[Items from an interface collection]

━━━━━━━━━━━━━━━━

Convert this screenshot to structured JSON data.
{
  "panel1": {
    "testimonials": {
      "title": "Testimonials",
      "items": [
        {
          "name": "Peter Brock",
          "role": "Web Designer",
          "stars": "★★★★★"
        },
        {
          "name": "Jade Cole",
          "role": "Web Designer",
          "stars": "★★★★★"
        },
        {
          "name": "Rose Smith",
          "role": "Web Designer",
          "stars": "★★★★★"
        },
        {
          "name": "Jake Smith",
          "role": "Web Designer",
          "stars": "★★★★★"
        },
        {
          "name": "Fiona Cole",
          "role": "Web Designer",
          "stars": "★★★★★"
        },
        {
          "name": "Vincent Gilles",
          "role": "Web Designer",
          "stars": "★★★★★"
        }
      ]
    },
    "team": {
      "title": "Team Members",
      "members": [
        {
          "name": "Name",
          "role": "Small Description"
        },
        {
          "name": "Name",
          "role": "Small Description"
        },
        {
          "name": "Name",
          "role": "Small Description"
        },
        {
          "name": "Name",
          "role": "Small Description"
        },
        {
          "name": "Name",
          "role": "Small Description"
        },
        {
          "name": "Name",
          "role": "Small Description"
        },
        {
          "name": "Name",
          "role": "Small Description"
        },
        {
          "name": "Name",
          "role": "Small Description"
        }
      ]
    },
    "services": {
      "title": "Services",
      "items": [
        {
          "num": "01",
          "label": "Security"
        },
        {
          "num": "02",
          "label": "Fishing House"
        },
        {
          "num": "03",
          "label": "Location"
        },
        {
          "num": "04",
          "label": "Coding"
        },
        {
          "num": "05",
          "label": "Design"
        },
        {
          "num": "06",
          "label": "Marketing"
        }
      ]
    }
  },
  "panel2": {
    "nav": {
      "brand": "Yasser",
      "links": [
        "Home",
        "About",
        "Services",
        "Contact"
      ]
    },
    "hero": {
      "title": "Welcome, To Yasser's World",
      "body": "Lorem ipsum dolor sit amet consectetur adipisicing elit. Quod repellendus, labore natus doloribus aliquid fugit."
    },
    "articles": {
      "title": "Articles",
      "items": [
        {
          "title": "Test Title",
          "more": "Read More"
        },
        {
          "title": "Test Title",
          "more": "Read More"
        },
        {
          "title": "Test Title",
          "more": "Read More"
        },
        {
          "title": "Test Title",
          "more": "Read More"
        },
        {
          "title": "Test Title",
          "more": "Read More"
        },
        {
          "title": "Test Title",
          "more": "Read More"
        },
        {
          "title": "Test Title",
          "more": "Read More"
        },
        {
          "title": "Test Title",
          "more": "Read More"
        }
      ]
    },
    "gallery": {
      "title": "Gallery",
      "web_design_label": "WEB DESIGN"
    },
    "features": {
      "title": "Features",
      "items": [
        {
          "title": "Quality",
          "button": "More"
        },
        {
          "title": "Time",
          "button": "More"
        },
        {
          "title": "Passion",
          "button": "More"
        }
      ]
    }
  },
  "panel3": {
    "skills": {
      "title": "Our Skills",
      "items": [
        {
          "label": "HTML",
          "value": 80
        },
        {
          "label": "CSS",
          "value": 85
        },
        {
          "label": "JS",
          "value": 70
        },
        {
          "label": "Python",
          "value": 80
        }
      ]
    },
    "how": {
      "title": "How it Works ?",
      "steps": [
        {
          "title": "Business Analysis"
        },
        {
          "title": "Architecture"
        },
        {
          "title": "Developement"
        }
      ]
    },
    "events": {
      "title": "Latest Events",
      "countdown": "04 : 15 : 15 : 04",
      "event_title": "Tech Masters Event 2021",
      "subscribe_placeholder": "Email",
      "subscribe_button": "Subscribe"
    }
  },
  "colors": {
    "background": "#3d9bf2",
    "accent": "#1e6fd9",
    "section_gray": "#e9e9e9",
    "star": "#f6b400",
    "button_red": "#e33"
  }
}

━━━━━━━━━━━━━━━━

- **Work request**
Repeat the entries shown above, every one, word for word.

- **Solution to the problem**
Convert this screenshot to structured JSON data.
{
  "panel1": {
    "testimonials": {
      "title": "Testimonials",
      "items": [
        {
          "name": "Peter Brock",
          "role": "Web Designer",
          "stars": "★★★★★"
        },
        {
          "name": "Jade Cole",
          "role": "Web Designer",
          "stars": "★★★★★"
        },
        {
          "name": "Rose Smith",
          "role": "Web Designer",
          "stars": "★★★★★"
        },
        {
          "name": "Jake Smith",
          "role": "Web Designer",
          "stars": "★★★★★"
        },
        {
          "name": "Fiona Cole",
          "role": "Web Designer",
          "stars": "★★★★★"
        },
        {
          "name": "Vincent Gilles",
          "role": "Web Designer",
          "stars": "★★★★★"
        }
      ]
    },
    "team": {
      "title": "Team Members",
      "members": [
        {
          "name": "Name",
          "role": "Small Description"
        },
        {
          "name": "Name",
          "role": "Small Description"
        },
        {
          "name": "Name",
          "role": "Small Description"
        },
        {
          "name": "Name",
          "role": "Small Description"
        },
        {
          "name": "Name",
          "role": "Small Description"
        },
        {
          "name": "Name",
          "role": "Small Description"
        },
        {
          "name": "Name",
          "role": "Small Description"
        },
        {
          "name": "Name",
          "role": "Small Description"
        }
      ]
    },
    "services": {
      "title": "Services",
      "items": [
        {
          "num": "01",
          "label": "Security"
        },
        {
          "num": "02",
          "label": "Fishing House"
        },
        {
          "num": "03",
          "label": "Location"
        },
        {
          "num": "04",
          "label": "Coding"
        },
        {
          "num": "05",
          "label": "Design"
        },
        {
          "num": "06",
          "label": "Marketing"
        }
      ]
    }
  },
  "panel2": {
    "nav": {
      "brand": "Yasser",
      "links": [
        "Home",
        "About",
        "Services",
        "Contact"
      ]
    },
    "hero": {
      "title": "Welcome, To Yasser's World",
      "body": "Lorem ipsum dolor sit amet consectetur adipisicing elit. Quod repellendus, labore natus doloribus aliquid fugit."
    },
    "articles": {
      "title": "Articles",
      "items": [
        {
          "title": "Test Title",
          "more": "Read More"
        },
        {
          "title": "Test Title",
          "more": "Read More"
        },
        {
          "title": "Test Title",
          "more": "Read More"
        },
        {
          "title": "Test Title",
          "more": "Read More"
        },
        {
          "title": "Test Title",
          "more": "Read More"
        },
        {
          "title": "Test Title",
          "more": "Read More"
        },
        {
          "title": "Test Title",
          "more": "Read More"
        },
        {
          "title": "Test Title",
          "more": "Read More"
        }
      ]
    },
    "gallery": {
      "title": "Gallery",
      "web_design_label": "WEB DESIGN"
    },
    "features": {
      "title": "Features",
      "items": [
        {
          "title": "Quality",
          "button": "More"
        },
        {
          "title": "Time",
          "button": "More"
        },
        {
          "title": "Passion",
          "button": "More"
        }
      ]
    }
  },
  "panel3": {
    "skills": {
      "title": "Our Skills",
      "items": [
        {
          "label": "HTML",
          "value": 80
        },
        {
          "label": "CSS",
          "value": 85
        },
        {
          "label": "JS",
          "value": 70
        },
        {
          "label": "Python",
          "value": 80
        }
      ]
    },
    "how": {
      "title": "How it Works ?",
      "steps": [
        {
          "title": "Business Analysis"
        },
        {
          "title": "Architecture"
        },
        {
          "title": "Developement"
        }
      ]
    },
    "events": {
      "title": "Latest Events",
      "countdown": "04 : 15 : 15 : 04",
      "event_title": "Tech Masters Event 2021",
      "subscribe_placeholder": "Email",
      "subscribe_button": "Subscribe"
    }
  },
  "colors": {
    "background": "#3d9bf2",
    "accent": "#1e6fd9",
    "section_gray": "#e9e9e9",
    "star": "#f6b400",
    "button_red": "#e33"
  }
}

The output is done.